To build a career in the creative industry - whether that’s working in advertising, TV, film or any media outlet - you’re taking on a huge risk where work is not often guaranteed and any jobs that come your way may fall through faster than you may have acquired them.
Or, maybe you need to build a portfolio, a showreel - well, do you have a camera...? You can get one of those for a few grand, if you get a lens or two, a flashcard, a battery and all the other bits and pieces that are sold separately...
Plus, there are large gaps between jobs and a lot of ‘unpaid’ positions seem to be a necessary path to build a portfolio or resume.
If you don’t have any means of finance, which are often from your family, you can’t stick your neck out a little further and gamble on your livelihood to make headway with your career as a creative.
And the unpaid opportunities are a massive barrier for people who can’t afford to take on unpaid work, and so they stick with the jobs that get them nowhere, because the real world doesn’t care about their dreams when bills and rent need paying.
The Talent is Out There!
This blog barely scratches the surface on this issue, there are many great articles, podcasts and interviews out there, which tell the stories of people from BAME communities who have struggled to find work in the creative industry and also faced a lot racism in the workplace - unconscious or otherwise - please seek them out.

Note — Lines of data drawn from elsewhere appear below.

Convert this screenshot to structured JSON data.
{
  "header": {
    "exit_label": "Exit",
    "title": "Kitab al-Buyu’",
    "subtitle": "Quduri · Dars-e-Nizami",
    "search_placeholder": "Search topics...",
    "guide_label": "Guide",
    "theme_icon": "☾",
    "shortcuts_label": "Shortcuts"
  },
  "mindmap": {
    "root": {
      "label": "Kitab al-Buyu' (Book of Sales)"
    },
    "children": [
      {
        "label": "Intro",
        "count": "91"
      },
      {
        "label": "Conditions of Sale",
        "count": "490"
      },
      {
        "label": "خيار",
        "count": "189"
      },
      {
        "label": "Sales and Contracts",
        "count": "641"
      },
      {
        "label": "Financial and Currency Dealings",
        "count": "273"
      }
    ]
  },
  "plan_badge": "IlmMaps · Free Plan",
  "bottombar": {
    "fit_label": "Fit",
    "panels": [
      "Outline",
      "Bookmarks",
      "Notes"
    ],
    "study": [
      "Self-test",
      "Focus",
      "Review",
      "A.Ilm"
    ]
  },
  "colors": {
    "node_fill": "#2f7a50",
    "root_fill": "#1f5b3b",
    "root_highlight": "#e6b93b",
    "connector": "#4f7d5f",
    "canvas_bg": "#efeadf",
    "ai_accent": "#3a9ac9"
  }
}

Paper Sky Films may be a small production company, but we know what it feels like to be ignored by the heavy-hitters - it’s what created this company in the first place; ‘the other production companies won’t hire us, so we’ll just create our own.’ But what we’ve experienced as white individuals, what success we have found is likely owed in large part to how we look and sound.
At the start of 2020, we were exploring options that seek to involve young people from backgrounds that may not afford them opportunities in the creative world that they’ll struggle to acquire elsewhere. This includes working with rehabilitated criminals, of all races, in the Manchester area and teach them filmmaking and visual storytelling skills.
There are discussions of creating a charity someday that purely focuses on nurturing raw talent that don’t come a lifestyle of affluence and privilege (if you’re a creative reading this, do get in touch, we’ll need all the help we can get), but we’ll need to get back on our feet first as a production company after the hardships we’ve endured during the Covid-19 lockdown.
Make a Damn Effort, People!
If you’ve read this far, thank you - this may read more as a rant than an actual blog but I genuinely feel anger towards this industry, which I love to my core and yet is in its own way by remaining planted in its tried-and-true comfort zones, which has groomed a system of unconscious bias, snobbery and racism, all of which it seems to be unaware of.
Paper Sky Films has and always will support #BlackLivesMatter and will always do what it can to tell stories that raise awareness for injustice, oppression and campaigns for positive change. It will also do what it can to include, hire and collaborate with various voices, identities and talents from all walks of life.
It all makes a greater recipe anyway with the projects that you’re working on and most of all it’s giving the world the gift of a talent that deserves its own share of the stage, in front and behind the camera.
And not just because it’s ‘relevant’ and not just because ‘it’s good PR.’
But because it’s how it should be!